> _Exercise directions_
Only the lines with "JSON" in the entries below belong in the answer; please copy them.

=-=-=

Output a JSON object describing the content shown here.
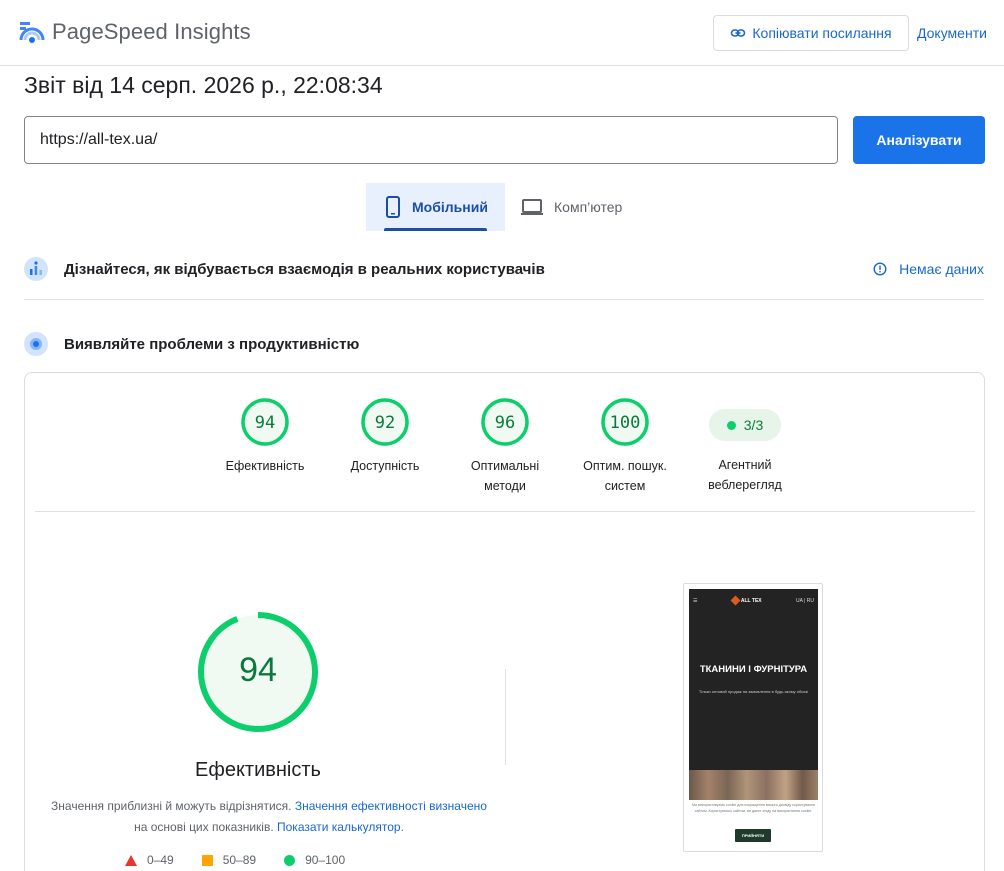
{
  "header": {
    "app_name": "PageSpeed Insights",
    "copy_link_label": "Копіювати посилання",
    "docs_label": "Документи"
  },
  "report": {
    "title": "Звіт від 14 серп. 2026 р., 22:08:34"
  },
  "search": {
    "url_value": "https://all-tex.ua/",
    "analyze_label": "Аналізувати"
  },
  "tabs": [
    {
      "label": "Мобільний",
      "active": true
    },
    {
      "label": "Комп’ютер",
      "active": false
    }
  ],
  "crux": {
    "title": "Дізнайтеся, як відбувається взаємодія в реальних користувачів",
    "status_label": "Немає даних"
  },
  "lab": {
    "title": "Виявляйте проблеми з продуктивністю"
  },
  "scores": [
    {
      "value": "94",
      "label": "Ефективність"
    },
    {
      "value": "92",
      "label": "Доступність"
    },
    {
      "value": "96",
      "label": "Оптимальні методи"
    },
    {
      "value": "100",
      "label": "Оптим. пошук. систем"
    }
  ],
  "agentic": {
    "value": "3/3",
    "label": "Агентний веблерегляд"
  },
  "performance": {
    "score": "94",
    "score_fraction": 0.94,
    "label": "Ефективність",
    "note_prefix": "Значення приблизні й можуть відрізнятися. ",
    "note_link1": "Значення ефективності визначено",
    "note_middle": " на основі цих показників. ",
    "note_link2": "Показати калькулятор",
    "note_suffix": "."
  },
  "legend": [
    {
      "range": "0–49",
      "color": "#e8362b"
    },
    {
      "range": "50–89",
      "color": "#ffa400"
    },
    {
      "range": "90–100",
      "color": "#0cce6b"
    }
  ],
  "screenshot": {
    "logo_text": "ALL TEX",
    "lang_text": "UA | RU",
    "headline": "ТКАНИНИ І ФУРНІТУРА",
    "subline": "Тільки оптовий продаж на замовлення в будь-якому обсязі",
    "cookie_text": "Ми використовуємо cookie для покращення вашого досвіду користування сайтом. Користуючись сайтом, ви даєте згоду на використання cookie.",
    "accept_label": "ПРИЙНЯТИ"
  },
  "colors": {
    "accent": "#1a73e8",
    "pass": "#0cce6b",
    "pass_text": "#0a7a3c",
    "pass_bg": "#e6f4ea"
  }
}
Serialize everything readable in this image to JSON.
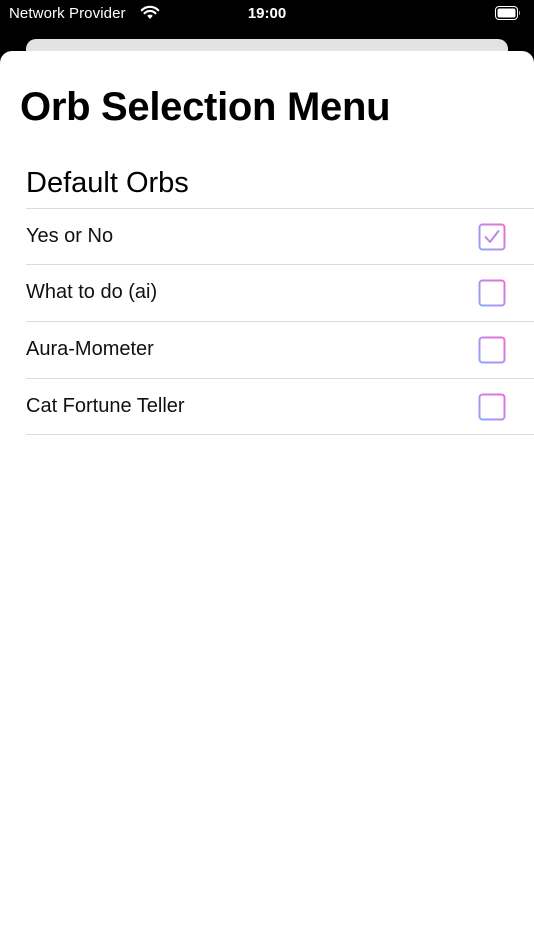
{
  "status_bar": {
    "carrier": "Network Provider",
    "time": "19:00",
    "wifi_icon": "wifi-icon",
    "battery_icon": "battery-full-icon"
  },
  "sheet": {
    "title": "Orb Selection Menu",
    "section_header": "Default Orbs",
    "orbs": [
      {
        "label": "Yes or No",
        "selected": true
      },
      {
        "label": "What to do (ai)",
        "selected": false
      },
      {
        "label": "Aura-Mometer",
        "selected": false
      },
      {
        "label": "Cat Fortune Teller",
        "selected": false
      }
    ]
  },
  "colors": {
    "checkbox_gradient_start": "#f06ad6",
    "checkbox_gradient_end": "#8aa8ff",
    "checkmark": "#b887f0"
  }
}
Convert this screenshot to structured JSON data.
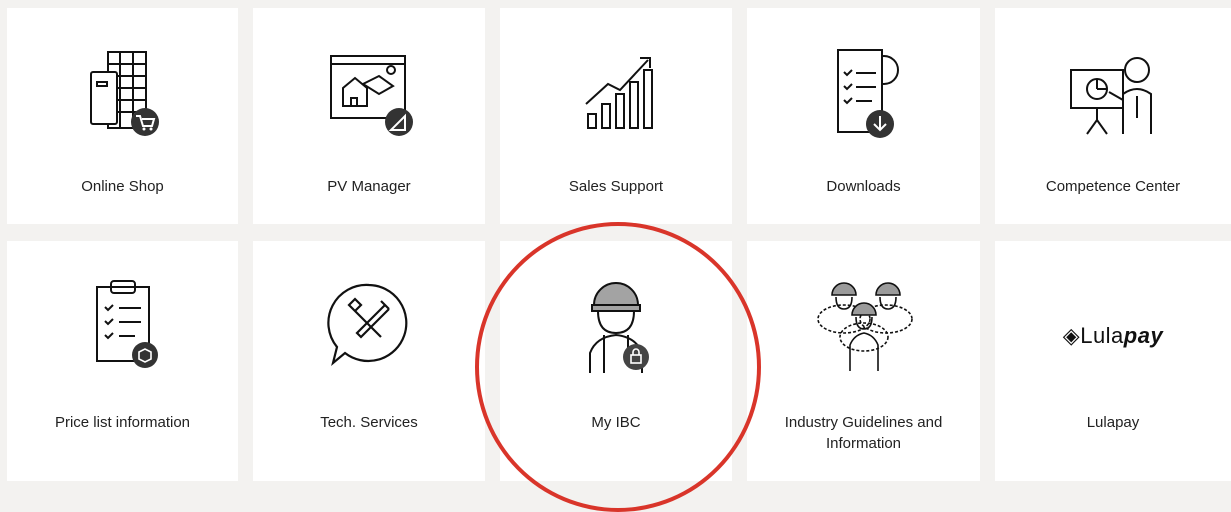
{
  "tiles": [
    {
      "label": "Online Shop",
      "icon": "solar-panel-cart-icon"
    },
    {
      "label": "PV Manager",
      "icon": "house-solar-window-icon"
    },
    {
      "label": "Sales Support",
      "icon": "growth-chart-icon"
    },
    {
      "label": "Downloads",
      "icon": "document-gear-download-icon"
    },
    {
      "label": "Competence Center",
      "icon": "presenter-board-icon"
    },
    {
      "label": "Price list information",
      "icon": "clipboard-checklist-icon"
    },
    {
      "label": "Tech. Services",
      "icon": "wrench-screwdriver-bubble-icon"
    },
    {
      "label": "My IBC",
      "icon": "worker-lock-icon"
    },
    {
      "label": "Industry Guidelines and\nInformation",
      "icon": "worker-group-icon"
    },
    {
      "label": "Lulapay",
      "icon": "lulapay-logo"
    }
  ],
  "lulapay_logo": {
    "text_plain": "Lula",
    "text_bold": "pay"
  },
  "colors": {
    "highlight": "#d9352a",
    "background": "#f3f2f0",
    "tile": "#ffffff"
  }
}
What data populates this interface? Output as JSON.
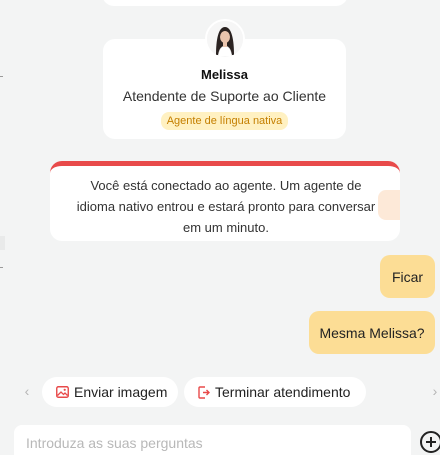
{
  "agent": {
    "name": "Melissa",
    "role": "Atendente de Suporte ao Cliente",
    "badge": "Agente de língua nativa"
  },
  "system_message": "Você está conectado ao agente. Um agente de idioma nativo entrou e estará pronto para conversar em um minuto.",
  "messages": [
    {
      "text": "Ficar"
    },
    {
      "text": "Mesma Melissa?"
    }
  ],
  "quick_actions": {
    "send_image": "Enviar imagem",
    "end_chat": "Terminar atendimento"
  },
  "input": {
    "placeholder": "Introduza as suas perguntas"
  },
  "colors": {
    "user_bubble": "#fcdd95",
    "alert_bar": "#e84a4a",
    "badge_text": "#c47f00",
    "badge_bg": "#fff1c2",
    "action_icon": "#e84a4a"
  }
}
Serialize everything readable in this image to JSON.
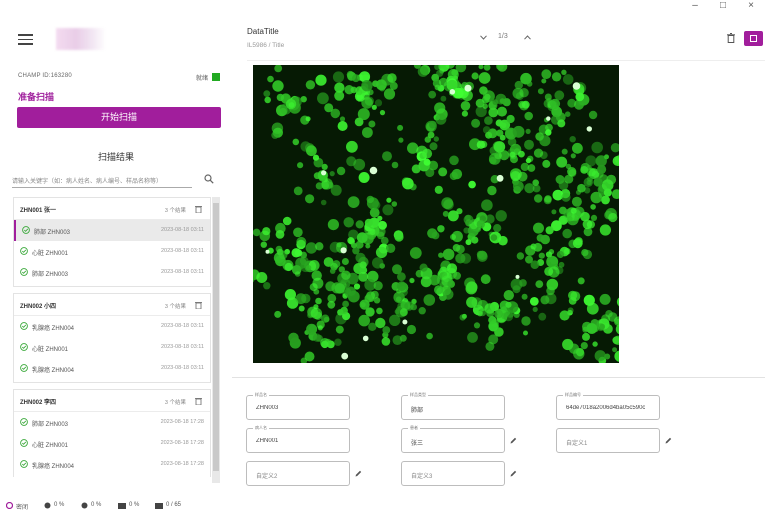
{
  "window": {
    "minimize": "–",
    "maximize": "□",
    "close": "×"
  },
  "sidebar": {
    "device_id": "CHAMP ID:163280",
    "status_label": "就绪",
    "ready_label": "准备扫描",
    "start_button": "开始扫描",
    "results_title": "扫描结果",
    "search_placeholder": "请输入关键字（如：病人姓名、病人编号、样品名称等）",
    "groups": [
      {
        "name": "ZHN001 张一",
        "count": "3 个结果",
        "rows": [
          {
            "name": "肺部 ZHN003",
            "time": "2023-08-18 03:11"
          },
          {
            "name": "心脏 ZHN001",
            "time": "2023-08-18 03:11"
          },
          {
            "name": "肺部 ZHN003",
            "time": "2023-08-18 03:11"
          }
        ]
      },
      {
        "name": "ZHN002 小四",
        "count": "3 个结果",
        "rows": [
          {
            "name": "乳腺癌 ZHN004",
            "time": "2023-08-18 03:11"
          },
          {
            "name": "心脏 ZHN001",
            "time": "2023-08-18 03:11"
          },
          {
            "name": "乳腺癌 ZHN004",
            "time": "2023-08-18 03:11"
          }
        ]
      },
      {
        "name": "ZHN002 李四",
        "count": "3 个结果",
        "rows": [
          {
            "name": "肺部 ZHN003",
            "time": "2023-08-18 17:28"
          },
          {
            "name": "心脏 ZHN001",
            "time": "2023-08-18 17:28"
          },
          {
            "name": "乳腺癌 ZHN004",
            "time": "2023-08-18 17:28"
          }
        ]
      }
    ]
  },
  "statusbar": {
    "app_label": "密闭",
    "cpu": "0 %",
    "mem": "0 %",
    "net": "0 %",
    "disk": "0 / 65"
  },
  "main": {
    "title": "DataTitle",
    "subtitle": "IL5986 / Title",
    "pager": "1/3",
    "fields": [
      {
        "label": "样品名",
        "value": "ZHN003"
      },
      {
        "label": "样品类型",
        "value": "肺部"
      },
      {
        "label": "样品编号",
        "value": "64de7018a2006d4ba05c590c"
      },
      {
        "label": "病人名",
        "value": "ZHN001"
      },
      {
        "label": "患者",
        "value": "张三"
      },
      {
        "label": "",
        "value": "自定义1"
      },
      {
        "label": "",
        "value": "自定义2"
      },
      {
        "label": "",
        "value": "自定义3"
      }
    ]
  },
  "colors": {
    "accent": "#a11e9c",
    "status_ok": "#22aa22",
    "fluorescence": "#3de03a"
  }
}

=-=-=

> _Reply to the task_
Output a JSON object describing the content shown here.
Serialize everything readable in this image to JSON.
Convert this screenshot to structured JSON data.
What data populates this interface? Output as JSON.
Serialize everything readable in this image to JSON.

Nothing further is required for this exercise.